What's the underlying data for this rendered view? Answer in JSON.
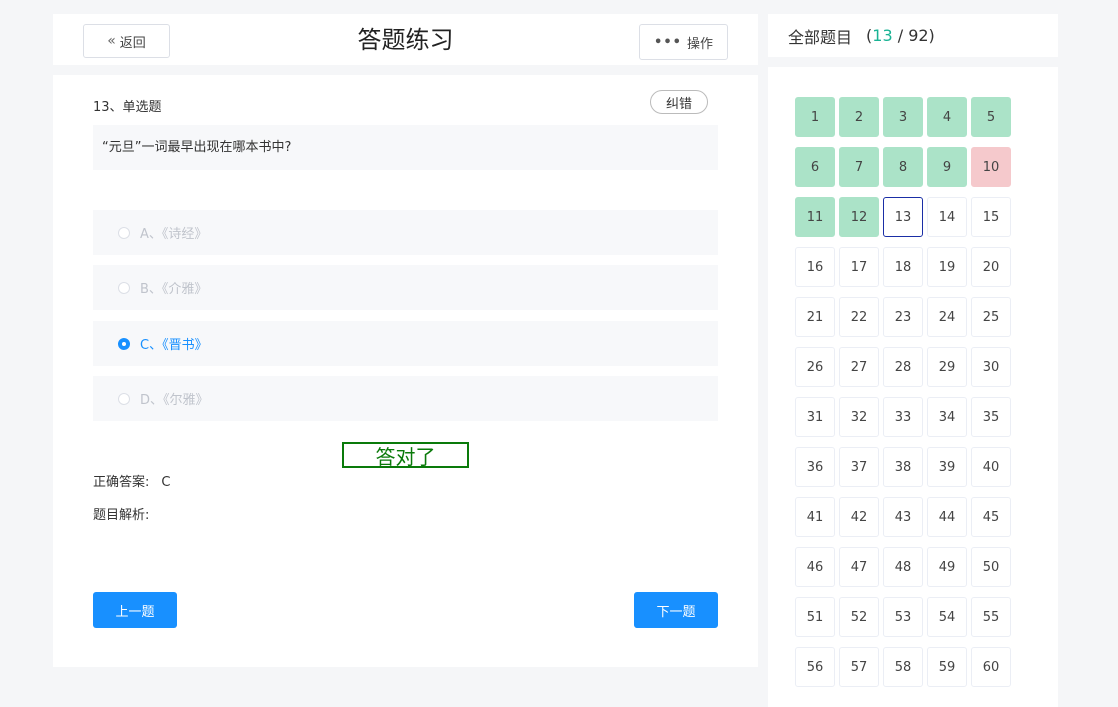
{
  "header": {
    "back_label": "返回",
    "title": "答题练习",
    "ops_label": "操作"
  },
  "question": {
    "type_label": "13、单选题",
    "correct_btn": "纠错",
    "stem": "“元旦”一词最早出现在哪本书中?",
    "options": [
      {
        "label": "A、《诗经》",
        "selected": false
      },
      {
        "label": "B、《介雅》",
        "selected": false
      },
      {
        "label": "C、《晋书》",
        "selected": true
      },
      {
        "label": "D、《尔雅》",
        "selected": false
      }
    ],
    "result": "答对了",
    "answer_label": "正确答案:",
    "answer_value": "C",
    "analysis_label": "题目解析:"
  },
  "nav": {
    "prev": "上一题",
    "next": "下一题"
  },
  "panel": {
    "title": "全部题目",
    "current": "13",
    "total": "92",
    "correct": [
      1,
      2,
      3,
      4,
      5,
      6,
      7,
      8,
      9,
      11,
      12
    ],
    "wrong": [
      10
    ],
    "current_index": 13,
    "visible_count": 60
  },
  "colors": {
    "accent": "#1890ff",
    "correct_cell": "#abe3c8",
    "wrong_cell": "#f5c9cc",
    "result_green": "#0a7a0a",
    "count_teal": "#19b394"
  }
}
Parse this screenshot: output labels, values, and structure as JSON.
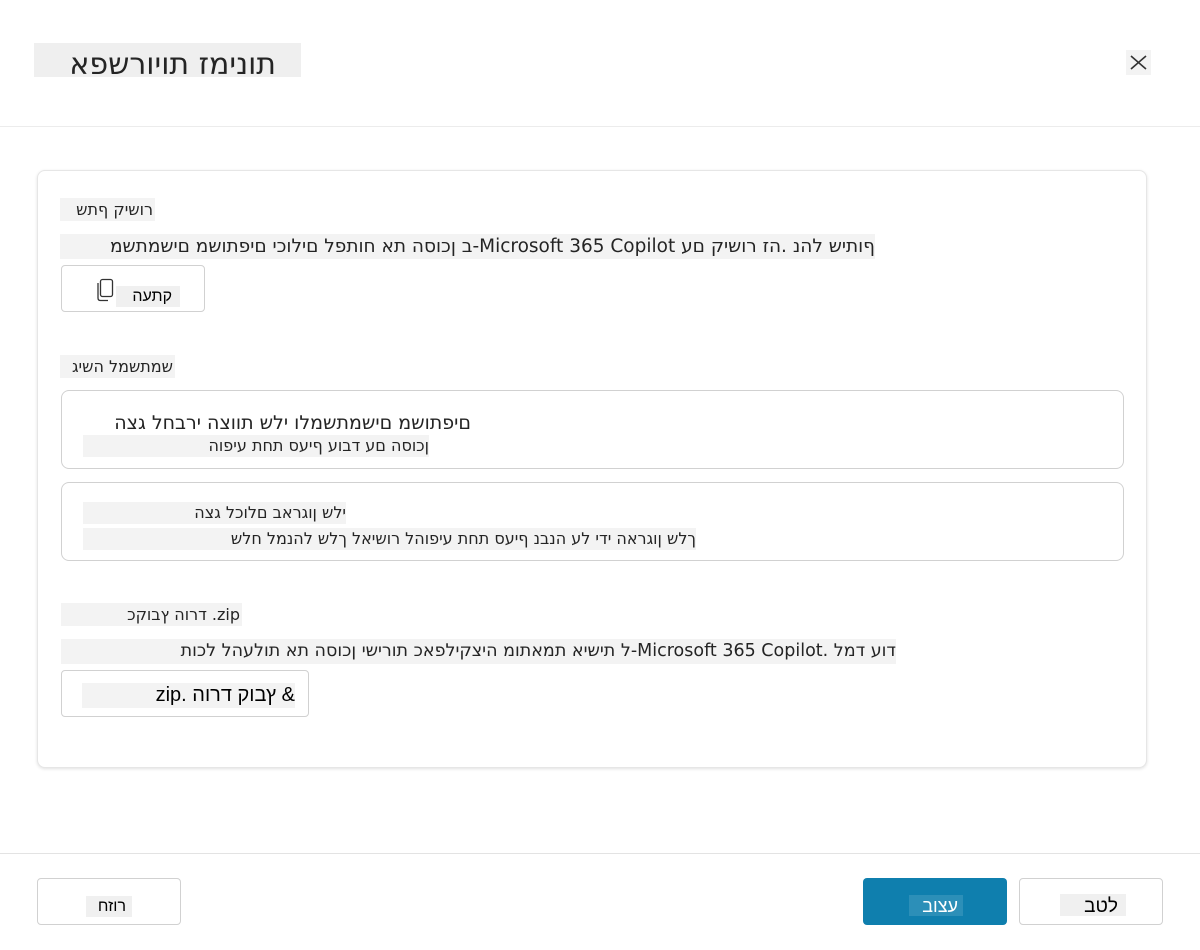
{
  "header": {
    "title": "תונימז תויורשפא"
  },
  "share_link": {
    "label": "רושיק ףתש",
    "description": "ףותיש להנ .הז רושיק םע Microsoft 365 Copilot-ב ןכוסה תא חותפל םילוכי םיפתושמ םישמתשמ",
    "copy_label": "קתעה"
  },
  "access": {
    "label": "שמתשמל השיג",
    "options": [
      {
        "title": "םיפתושמ םישמתשמלו ילש תווצה ירבחל גצה",
        "subtitle": "ןכוסה םע דבוע ףיעס תחת עיפוה"
      },
      {
        "title": "ילש ןוגראב םלוכל גצה",
        "subtitle": "ךלש ןוגראה ידי לע הנבנ ףיעס תחת עיפוהל רושיאל ךלש להנמל חלש"
      }
    ]
  },
  "zip": {
    "label": "zip. דרוה ץבוקכ",
    "description": "דוע דמל .Microsoft 365 Copilot-ל תישיא תמאתומ היצקילפאכ תורישי ןכוסה תא תולעהל לכות",
    "button_label": "& ץבוק דרוה .zip"
  },
  "footer": {
    "back_label": "רוזח",
    "stop_label": "עצוב",
    "cancel_label": "לטב"
  }
}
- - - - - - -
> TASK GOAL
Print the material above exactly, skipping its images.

> EXERCISE ANSWER
What's the underlying data for this rendered view? Answer in JSON.
{
  "header": {
    "back_label": "返回",
    "title": "答题练习",
    "ops_label": "操作"
  },
  "question": {
    "type_label": "13、单选题",
    "correct_btn": "纠错",
    "stem": "“元旦”一词最早出现在哪本书中?",
    "options": [
      {
        "label": "A、《诗经》",
        "selected": false
      },
      {
        "label": "B、《介雅》",
        "selected": false
      },
      {
        "label": "C、《晋书》",
        "selected": true
      },
      {
        "label": "D、《尔雅》",
        "selected": false
      }
    ],
    "result": "答对了",
    "answer_label": "正确答案:",
    "answer_value": "C",
    "analysis_label": "题目解析:"
  },
  "nav": {
    "prev": "上一题",
    "next": "下一题"
  },
  "panel": {
    "title": "全部题目",
    "current": "13",
    "total": "92",
    "correct": [
      1,
      2,
      3,
      4,
      5,
      6,
      7,
      8,
      9,
      11,
      12
    ],
    "wrong": [
      10
    ],
    "current_index": 13,
    "visible_count": 60
  },
  "colors": {
    "accent": "#1890ff",
    "correct_cell": "#abe3c8",
    "wrong_cell": "#f5c9cc",
    "result_green": "#0a7a0a",
    "count_teal": "#19b394"
  }
}
Parse this screenshot: output labels, values, and structure as JSON.
{
  "header": {
    "title": "תונימז תויורשפא"
  },
  "share_link": {
    "label": "רושיק ףתש",
    "description": "ףותיש להנ .הז רושיק םע Microsoft 365 Copilot-ב ןכוסה תא חותפל םילוכי םיפתושמ םישמתשמ",
    "copy_label": "קתעה"
  },
  "access": {
    "label": "שמתשמל השיג",
    "options": [
      {
        "title": "םיפתושמ םישמתשמלו ילש תווצה ירבחל גצה",
        "subtitle": "ןכוסה םע דבוע ףיעס תחת עיפוה"
      },
      {
        "title": "ילש ןוגראב םלוכל גצה",
        "subtitle": "ךלש ןוגראה ידי לע הנבנ ףיעס תחת עיפוהל רושיאל ךלש להנמל חלש"
      }
    ]
  },
  "zip": {
    "label": "zip. דרוה ץבוקכ",
    "description": "דוע דמל .Microsoft 365 Copilot-ל תישיא תמאתומ היצקילפאכ תורישי ןכוסה תא תולעהל לכות",
    "button_label": "& ץבוק דרוה .zip"
  },
  "footer": {
    "back_label": "רוזח",
    "stop_label": "עצוב",
    "cancel_label": "לטב"
  }
}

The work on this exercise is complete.